We don't see anyone die. Not like in Terms of Endearment, which has that horrible scene in the hospital when Emma Horton's children come to say good bye.
On Golden Pond has a different effect on me than the cancer movies. On Golden Pond is about a camp, on a lake, and a couple who have lived and loved for many years, but who now are faced with not having that anymore.
One of the more poignant scenes comes early when Ethel sends Norman out to pick strawberries and he gets lost at the end of their lane, a lane in a wooded thicket he has visited a million times before.
He manages to find his way back eventually, and when Ethel presses him on why he came back so damn quickly, he explodes.
I get all choked up when he gets to that part. Every time. Because I feel it for him. This bent old man hobbling down a wooded lane, looking for the pretty face he's known his whole adult life, his safe harbor. The one that makes him feel that he is still himself.
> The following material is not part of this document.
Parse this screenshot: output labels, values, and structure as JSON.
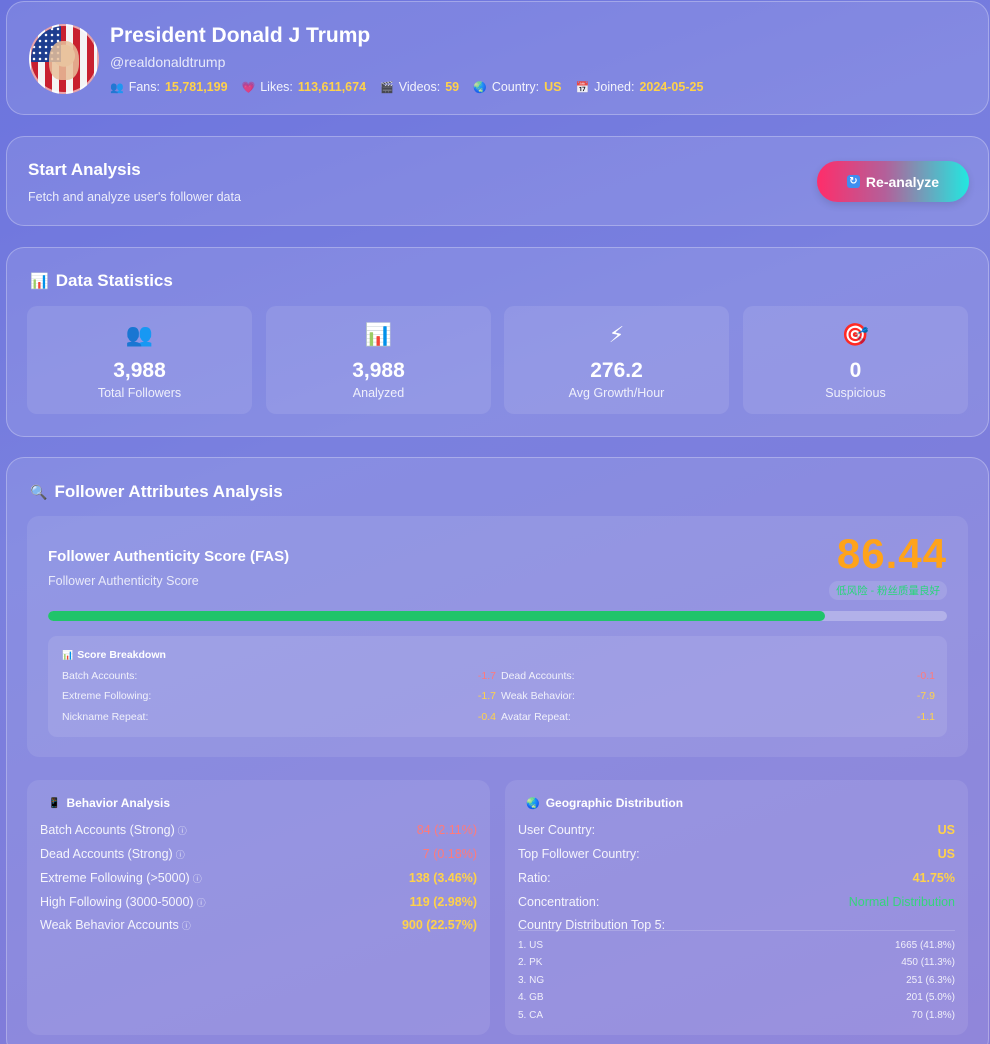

Do you want to know why I came back so fast with my little bucket? I got to the end of our lane and I ... couldn't remember where the old town road was. I went a little way into the woods, and nothing looked familiar, not one tree. And it scared me half to death. So I came running back here, to see your pretty face, and to feel that I was safe. That I was still me.
The thing is, there's a lot going on here, for me anyway. I suppose that's what makes fiction so powerful. You can relate to the really good stories on multiple levels.
There's the fact that my parents, who turn 70 this year, are celebrating their 50th this Saturday. They are Norman and Ethel, just younger. And by no means is either of them close to retiring from this earth. But, they will not go on forever. They will come to the end of their own lane at some point, and not turn back to hurry home.
Then there's a couple I knew who actually had a summer camp, on Hogan Pond, and whose son was and still is my best friend. I used to spend a lot of time at that camp, and it is as close to the Thayer's in its rusticity as is possible. We boated, we swam, we listened to the pine needles tapping on the roof.
Fran and Larry, the couple who owned the camp, saw their companionship come to an end with the death of Fran this past winter. She was barely in her 60s. I spoke to Ted, their son, recently who mentioned opening up the camp for the season. The first one in Ted's life without his mother. The first one for Larry without his wife's pretty face. And it was a pretty face. For many of us.
And then there is my own mortality. It's a ways off, I would hope, but it is there nonetheless. Like for all of us. And it isn't the end part I fear. Because when it comes, I won't know. Not consciously. What I fear is the notion - the one presented in the story - of something beautiful ceasing to exist.
It's a heady reality. An idea that shakes me up: of all those strings of my life falling away - the ones that connected me in a thousand ways to beautiful things. Pretty faces all.